* _Instructions to follow_
From the entries that follow, extract each line holding the string "group".
↓↓↓
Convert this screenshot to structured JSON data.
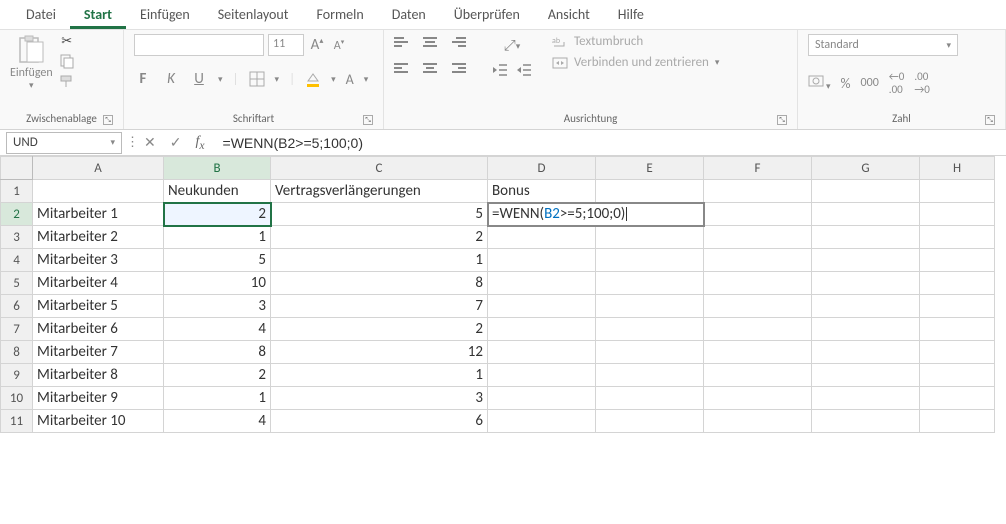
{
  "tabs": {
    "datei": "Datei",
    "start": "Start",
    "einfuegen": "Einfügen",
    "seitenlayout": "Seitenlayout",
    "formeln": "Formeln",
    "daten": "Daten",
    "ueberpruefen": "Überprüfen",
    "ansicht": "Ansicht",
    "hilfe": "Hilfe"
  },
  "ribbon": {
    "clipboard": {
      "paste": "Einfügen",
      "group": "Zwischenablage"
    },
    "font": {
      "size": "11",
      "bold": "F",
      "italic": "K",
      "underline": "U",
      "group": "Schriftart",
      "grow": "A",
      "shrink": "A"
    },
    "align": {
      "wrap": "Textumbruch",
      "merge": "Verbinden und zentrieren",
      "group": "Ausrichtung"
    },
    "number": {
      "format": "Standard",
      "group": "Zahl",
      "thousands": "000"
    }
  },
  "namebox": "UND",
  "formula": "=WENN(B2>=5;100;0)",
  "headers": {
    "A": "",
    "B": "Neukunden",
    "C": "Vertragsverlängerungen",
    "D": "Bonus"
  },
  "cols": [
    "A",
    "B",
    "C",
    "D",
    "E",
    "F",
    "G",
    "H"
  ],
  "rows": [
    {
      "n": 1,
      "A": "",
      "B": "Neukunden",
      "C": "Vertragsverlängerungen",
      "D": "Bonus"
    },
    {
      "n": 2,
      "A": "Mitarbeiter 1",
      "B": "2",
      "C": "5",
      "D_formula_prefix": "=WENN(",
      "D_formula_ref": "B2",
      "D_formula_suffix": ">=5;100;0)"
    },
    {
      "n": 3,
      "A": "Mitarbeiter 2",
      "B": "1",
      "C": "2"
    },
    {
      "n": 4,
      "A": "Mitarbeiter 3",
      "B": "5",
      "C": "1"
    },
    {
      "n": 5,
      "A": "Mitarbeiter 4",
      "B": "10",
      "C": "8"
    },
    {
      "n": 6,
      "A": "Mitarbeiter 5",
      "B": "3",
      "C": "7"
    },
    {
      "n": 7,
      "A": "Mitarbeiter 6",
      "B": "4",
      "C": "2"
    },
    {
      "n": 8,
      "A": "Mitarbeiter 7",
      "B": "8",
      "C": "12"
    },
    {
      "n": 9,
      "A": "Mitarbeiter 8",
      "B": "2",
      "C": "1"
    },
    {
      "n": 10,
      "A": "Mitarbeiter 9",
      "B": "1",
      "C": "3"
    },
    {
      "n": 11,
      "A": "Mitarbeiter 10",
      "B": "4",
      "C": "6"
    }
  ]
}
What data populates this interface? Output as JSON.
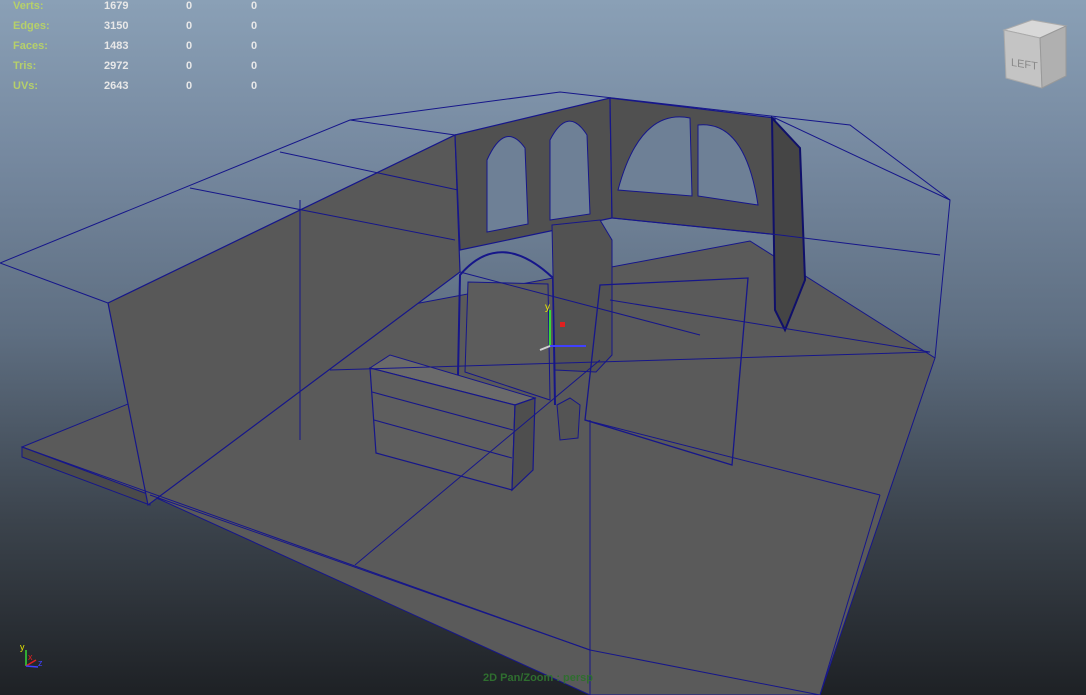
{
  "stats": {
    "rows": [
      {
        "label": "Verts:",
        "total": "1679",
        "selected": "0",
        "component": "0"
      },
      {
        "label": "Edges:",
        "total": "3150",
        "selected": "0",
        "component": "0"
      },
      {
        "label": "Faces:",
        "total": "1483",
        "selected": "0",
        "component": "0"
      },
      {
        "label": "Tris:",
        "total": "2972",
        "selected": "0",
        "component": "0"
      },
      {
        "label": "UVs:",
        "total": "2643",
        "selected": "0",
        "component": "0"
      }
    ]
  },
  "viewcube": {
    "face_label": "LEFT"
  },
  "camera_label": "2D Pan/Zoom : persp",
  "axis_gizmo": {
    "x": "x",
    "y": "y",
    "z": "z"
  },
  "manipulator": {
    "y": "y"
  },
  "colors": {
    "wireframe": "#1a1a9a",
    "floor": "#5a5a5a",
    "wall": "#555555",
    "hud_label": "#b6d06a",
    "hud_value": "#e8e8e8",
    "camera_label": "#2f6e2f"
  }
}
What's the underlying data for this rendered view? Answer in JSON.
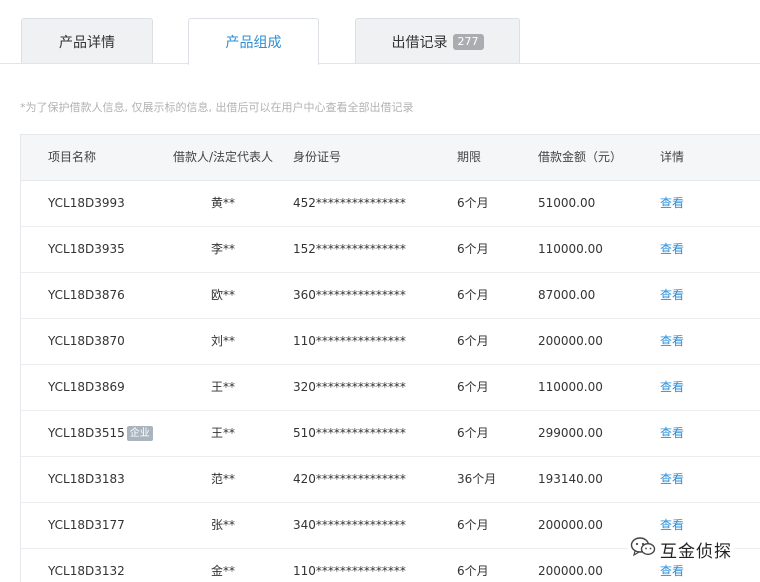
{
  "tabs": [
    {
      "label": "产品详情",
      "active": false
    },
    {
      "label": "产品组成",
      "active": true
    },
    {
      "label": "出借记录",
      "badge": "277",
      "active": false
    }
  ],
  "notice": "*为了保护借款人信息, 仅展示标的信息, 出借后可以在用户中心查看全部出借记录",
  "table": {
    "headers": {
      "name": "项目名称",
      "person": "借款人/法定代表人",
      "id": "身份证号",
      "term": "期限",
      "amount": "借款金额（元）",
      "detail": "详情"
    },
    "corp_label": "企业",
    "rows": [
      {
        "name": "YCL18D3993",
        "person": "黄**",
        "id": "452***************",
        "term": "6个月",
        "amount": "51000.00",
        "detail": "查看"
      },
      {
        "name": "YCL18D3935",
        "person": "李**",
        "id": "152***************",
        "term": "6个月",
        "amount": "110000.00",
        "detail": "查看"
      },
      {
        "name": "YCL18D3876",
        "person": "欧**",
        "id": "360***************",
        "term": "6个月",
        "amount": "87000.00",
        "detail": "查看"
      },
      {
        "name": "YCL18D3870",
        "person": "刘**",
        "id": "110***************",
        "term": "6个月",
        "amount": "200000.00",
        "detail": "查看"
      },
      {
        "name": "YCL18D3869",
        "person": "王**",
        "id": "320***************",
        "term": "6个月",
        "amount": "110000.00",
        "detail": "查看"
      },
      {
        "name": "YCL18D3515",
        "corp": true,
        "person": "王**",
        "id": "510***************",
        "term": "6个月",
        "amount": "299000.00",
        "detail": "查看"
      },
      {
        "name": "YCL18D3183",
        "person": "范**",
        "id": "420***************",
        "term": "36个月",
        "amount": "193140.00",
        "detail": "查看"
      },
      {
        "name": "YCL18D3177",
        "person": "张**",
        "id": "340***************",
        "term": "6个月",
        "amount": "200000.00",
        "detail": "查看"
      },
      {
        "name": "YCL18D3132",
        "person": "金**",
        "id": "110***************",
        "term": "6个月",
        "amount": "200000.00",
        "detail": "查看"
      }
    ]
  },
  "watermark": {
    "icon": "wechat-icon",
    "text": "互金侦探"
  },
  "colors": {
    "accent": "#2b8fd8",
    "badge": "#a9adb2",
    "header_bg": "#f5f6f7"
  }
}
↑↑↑
* _Task answer_
      "group": "Zwischenablage"
      "group": "Schriftart",
      "group": "Ausrichtung"
      "group": "Zahl",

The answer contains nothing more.